The Dear Colleague Letter (2010) and other Title IX guidance released during the Obama administration made it a point to discuss the rights of historically and currently disenfranchised groups. We know that certain groups of people experience sexual violence and other forms of violence at much higher rates than many belonging to privileged groups. Transgender and non-binary students, people with diverse sexual orientations, disabled people, and students of color are at an increased risk of sexual violence. It’s important for schools to reach out to those groups in ways that make them feel heard and supported, and provide resources that respond to their needs. By rescinding the 2010 DCL and other guidance, this administration has removed the explicit, meaningful promise to protect vulnerable members of communities, and to respond to the perpetrators who target them. Schools must be held accountable by the federal government to respond to all victim-survivors’ needs – not just the people that administrators at colleges are most comfortable with or can relate to the most. In addition, permitting religious exemptions to Title IX could let schools systemize discrimination against various groups. This is not the direction we want our communities to head.
Time and process of school response

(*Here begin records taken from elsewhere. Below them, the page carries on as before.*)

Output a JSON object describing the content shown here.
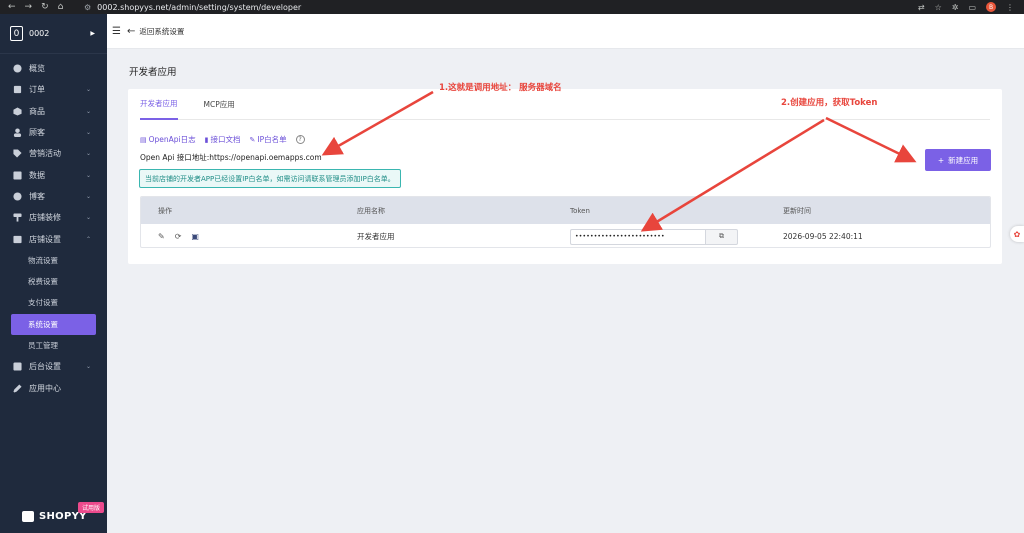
{
  "browser": {
    "url": "0002.shopyys.net/admin/setting/system/developer",
    "avatar_letter": "B"
  },
  "sidebar": {
    "store_logo": "0",
    "store_name": "0002",
    "items": [
      {
        "label": "概览",
        "icon": "gauge-icon"
      },
      {
        "label": "订单",
        "icon": "order-icon",
        "expandable": true
      },
      {
        "label": "商品",
        "icon": "cube-icon",
        "expandable": true
      },
      {
        "label": "顾客",
        "icon": "user-icon",
        "expandable": true
      },
      {
        "label": "营销活动",
        "icon": "tag-icon",
        "expandable": true
      },
      {
        "label": "数据",
        "icon": "chart-icon",
        "expandable": true
      },
      {
        "label": "博客",
        "icon": "blog-icon",
        "expandable": true
      },
      {
        "label": "店铺装修",
        "icon": "brush-icon",
        "expandable": true
      },
      {
        "label": "店铺设置",
        "icon": "store-settings-icon",
        "expanded": true
      }
    ],
    "subitems": [
      {
        "label": "物流设置"
      },
      {
        "label": "税费设置"
      },
      {
        "label": "支付设置"
      },
      {
        "label": "系统设置",
        "active": true
      },
      {
        "label": "员工管理"
      }
    ],
    "bottom_items": [
      {
        "label": "后台设置",
        "icon": "settings-icon",
        "expandable": true
      },
      {
        "label": "应用中心",
        "icon": "wrench-icon"
      }
    ],
    "brand": "SHOPYY",
    "trial_badge": "试用版"
  },
  "topbar": {
    "back_label": "返回系统设置"
  },
  "page": {
    "title": "开发者应用",
    "tabs": [
      {
        "label": "开发者应用",
        "active": true
      },
      {
        "label": "MCP应用"
      }
    ],
    "links": {
      "log": "OpenApi日志",
      "docs": "接口文档",
      "ip": "IP白名单"
    },
    "api_address": "Open Api 接口地址:https://openapi.oemapps.com",
    "notice": "当前店铺的开发者APP已经设置IP白名单，如需访问请联系管理员添加IP白名单。",
    "new_button": "新建应用",
    "table": {
      "headers": [
        "操作",
        "应用名称",
        "Token",
        "更新时间"
      ],
      "rows": [
        {
          "name": "开发者应用",
          "token": "••••••••••••••••••••••••",
          "updated": "2026-09-05 22:40:11"
        }
      ]
    }
  },
  "annotations": {
    "a1": "1.这就是调用地址：  服务器域名",
    "a2": "2.创建应用，获取Token",
    "color": "#e8453c"
  },
  "colors": {
    "accent": "#7b61e6",
    "sidebar_bg": "#1f2a3d",
    "notice_border": "#3ab6b0"
  }
}
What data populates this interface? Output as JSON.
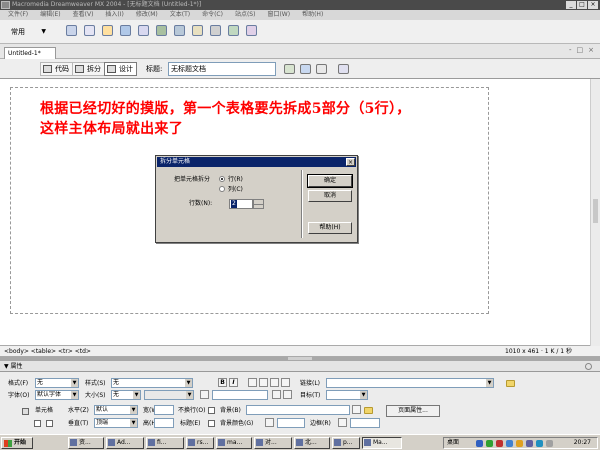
{
  "window": {
    "title": "Macromedia Dreamweaver MX 2004 - [无标题文档 (Untitled-1*)]",
    "controls": [
      "_",
      "□",
      "×"
    ]
  },
  "menubar": {
    "items": [
      "文件(F)",
      "编辑(E)",
      "查看(V)",
      "插入(I)",
      "修改(M)",
      "文本(T)",
      "命令(C)",
      "站点(S)",
      "窗口(W)",
      "帮助(H)"
    ]
  },
  "insertbar": {
    "category": "常用",
    "icons": [
      "hyperlink-icon",
      "email-link-icon",
      "named-anchor-icon",
      "table-icon",
      "layer-icon",
      "image-icon",
      "media-icon",
      "date-icon",
      "comment-icon",
      "template-icon",
      "tag-chooser-icon"
    ]
  },
  "document": {
    "tab_label": "Untitled-1*",
    "window_controls": [
      "-",
      "□",
      "×"
    ],
    "toolbar": {
      "code_label": "代码",
      "split_label": "拆分",
      "design_label": "设计",
      "title_label": "标题:",
      "title_value": "无标题文档"
    },
    "annotation_line1": "根据已经切好的摸版，第一个表格要先拆成5部分（5行），",
    "annotation_line2": "这样主体布局就出来了"
  },
  "dialog": {
    "title": "拆分单元格",
    "close": "×",
    "split_into_label": "把单元格拆分",
    "option_rows": "行(R)",
    "option_cols": "列(C)",
    "selected_option": "行(R)",
    "rows_count_label": "行数(N):",
    "rows_count_value": "2",
    "ok_label": "确定",
    "cancel_label": "取消",
    "help_label": "帮助(H)"
  },
  "statusbar": {
    "tag_path": "<body> <table> <tr> <td>",
    "dimensions": "1010 x 461 · 1 K / 1 秒"
  },
  "properties": {
    "header": "▼ 属性",
    "format_label": "格式(F)",
    "format_value": "无",
    "style_label": "样式(S)",
    "style_value": "无",
    "bold": "B",
    "italic": "I",
    "link_label": "链接(L)",
    "font_label": "字体(O)",
    "font_value": "默认字体",
    "size_label": "大小(S)",
    "size_value": "无",
    "target_label": "目标(T)",
    "cell_label": "单元格",
    "horz_label": "水平(Z)",
    "horz_value": "默认",
    "width_label": "宽(W)",
    "nowrap_label": "不换行(O)",
    "bg_label": "背景(B)",
    "page_props_label": "页面属性...",
    "vert_label": "垂直(T)",
    "vert_value": "顶端",
    "height_label": "高(H)",
    "header_label": "标题(E)",
    "bgcolor_label": "背景颜色(G)",
    "border_label": "边框(R)"
  },
  "taskbar": {
    "start": "开始",
    "tasks": [
      "资...",
      "Ad...",
      "fi...",
      "rs...",
      "ma...",
      "对...",
      "北...",
      "p...",
      "Ma..."
    ],
    "desktop_label": "桌面",
    "clock": "20:27"
  }
}
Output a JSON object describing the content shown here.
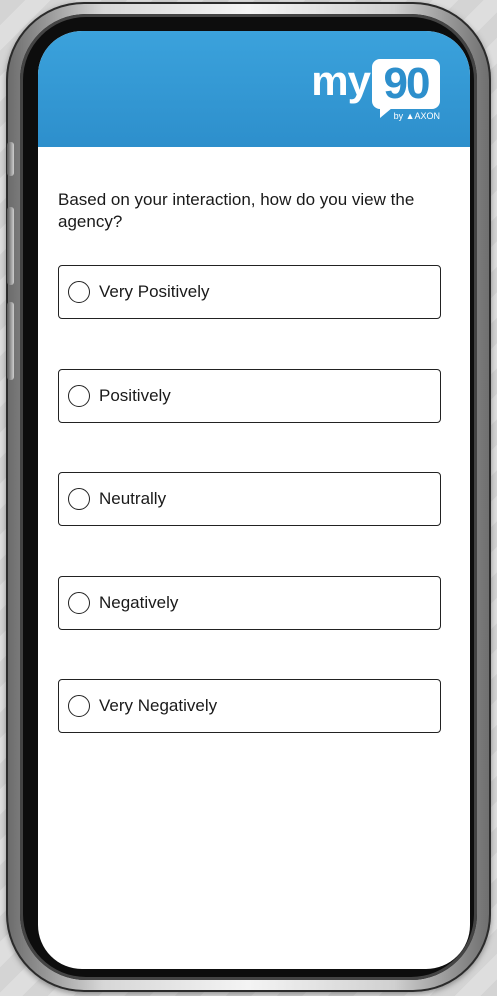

Letting schools delay the student conduct process if a criminal investigation is occurring leads to an increase in emotional and psychological distress for survivors. Often, those students truly need timely responses after they report to their schools to feel supported and well enough to continue school. It makes it harder for someone to heal or cope if all the systems they are working with take a long time. The more responsive and action-orientated a school is, the more supported a survivor could feel during a traumatic period of their life. Criminal investigations can take months, if not years. Delaying student conduct processes would allow perpetrators to evade responsibility – they could perpetrate again. Additionally, allowing schools the option to use mediation in lieu of proper conduct hearings sends the message that sexual violence and harassment “aren’t that bad.” This is an unacceptable position in a world in which we know how painful experiences of sexual harassment and violence are.
Every day, we see why Title IX is important. Title IX creates options for survivors and helps them continue their education. Title IX ensures that schools have policies and procedures in place to hold perpetrators accountable and provides safer learning communities. With a broad and inclusive interpretation of Title IX, we are telling all victims that we believe them, that their responses are valid, and that it’s okay to need time and support after experiencing trauma. If we cut back on Title IX and give schools the ability to discriminate through weakened protections, we are telling survivors that they alone have to suffer the consequences of someone’s harmful actions and that their education is unimportant. We let perpetrators continue to harm others in our communities and target people who are vulnerable and the least protected by systems.
In honor of all the survivors we are privileged to work with, we ask that you do not make Title IX systems more difficult to navigate and more unresponsive to survivors’ rights and needs. Please consider the ways in which the proposed regulations would take us in the wrong direction as a society. Everyone should be invested in safer and more caring campus communities.
Melissa Foree, LMSW
The Sexual Trauma & Abuse Care Center